Objective: The aim of this study was to examine the association between BMI and risk of incident hypertension among Japanese men and women who are middle-aged and older.
Design: Prospective, population-based cohort study.
Patients: A total of 68 205 nonhypertensive adults (18 336 men and 49 869 women) aged 40–79 years who completed health check-ups in the Ibaraki prefecture, Japan, in 1993 were followed up through 2006. To exclude the impact of BMI change during the follow-up period, a time-dependent covariate Cox proportional hazards model was used to compute the hazard ratios of incident hypertension according to BMI categories. Incident hypertension was defined as a SBP of at least 140 mmHg, a diastolic BP of at least 90 mmHg, and/or hypertensive medication use.
Results: A total of 30 982 adults (45.4%) developed hypertension (9331 men and 21 651 women) during a mean of 3.9 years of follow-up. Compared with a BMI of less than 19.0, time-dependent covariates adjusted hazard ratios [95% confidence interval (CI)] for hypertension among participants with a BMI of at least 25.0 were 1.42 (1.17–1.73) for men aged 40–59 years, 1.34 (1.19–1.51) for men aged 60–79 years, 1.47 (1.33–1.62) for women aged 40–59 years, and 1.29 (1.18–1.41) for women aged 60–79 years.
Conclusion: The baseline BMI is associated with future risk for incident hypertension even after accounting for weight change during the follow-up period.

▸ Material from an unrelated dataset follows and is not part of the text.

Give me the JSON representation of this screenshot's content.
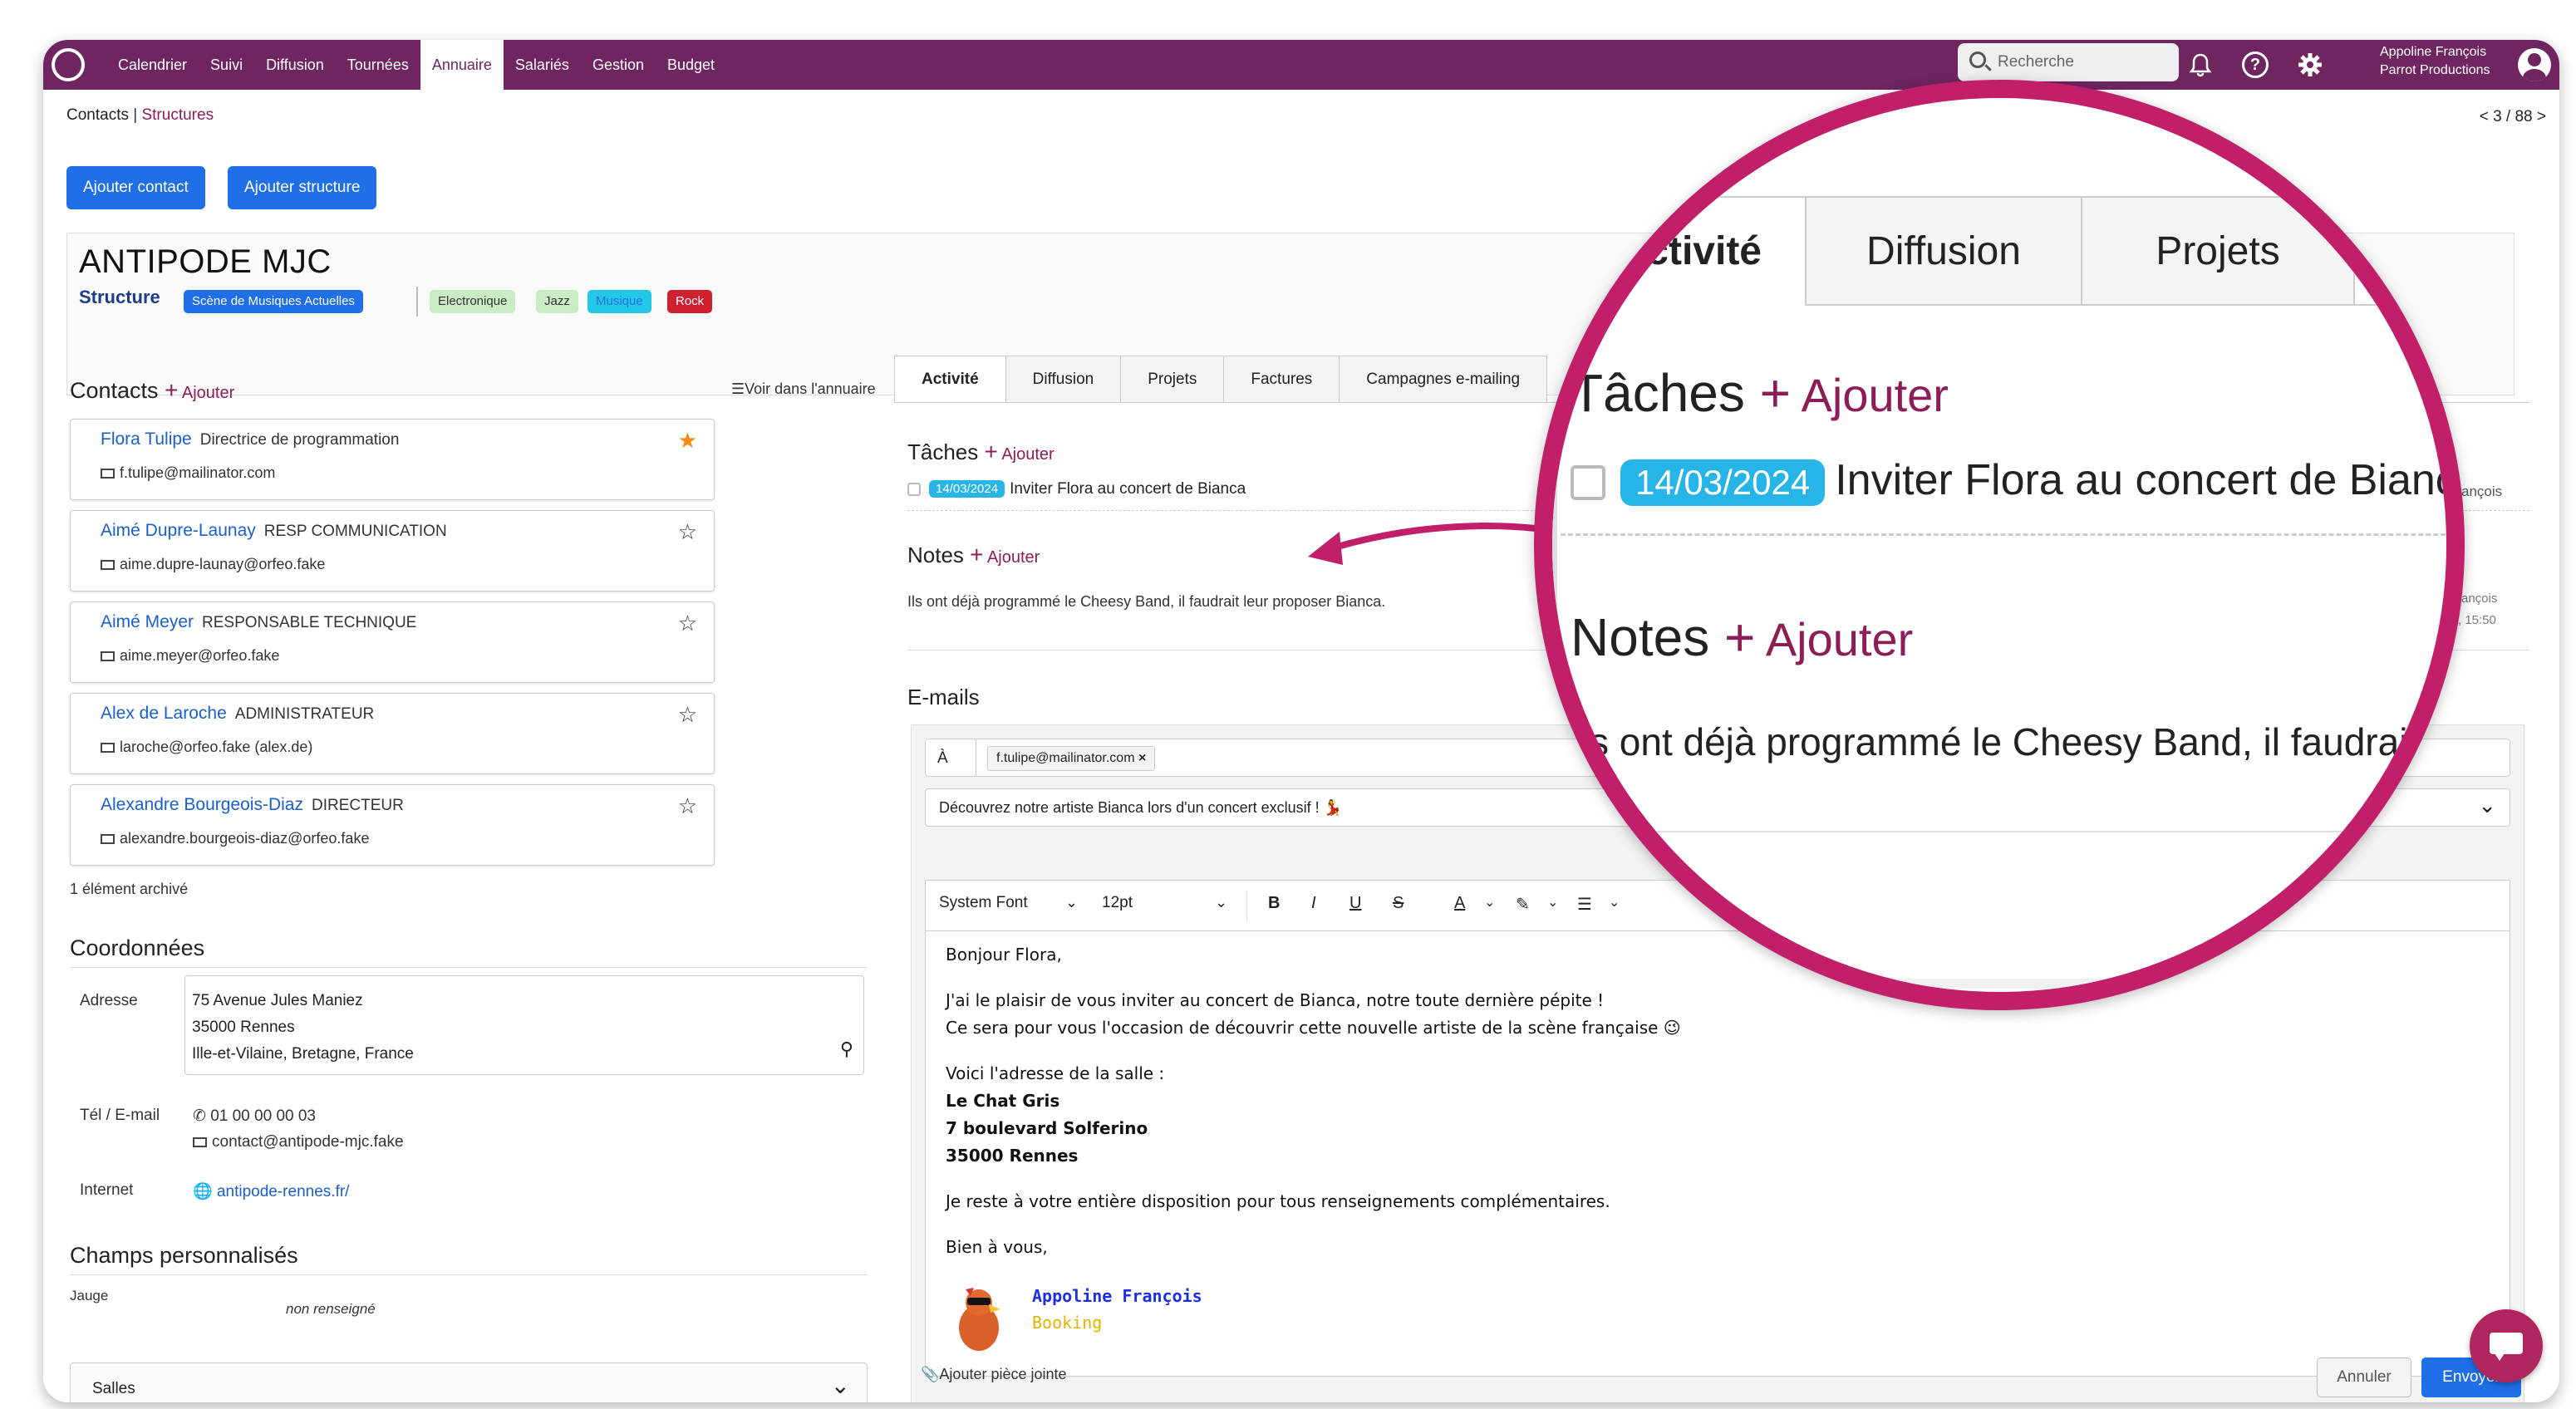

Weight loss may be recommended to nonhypertensive obese adults to prevent the development of hypertension.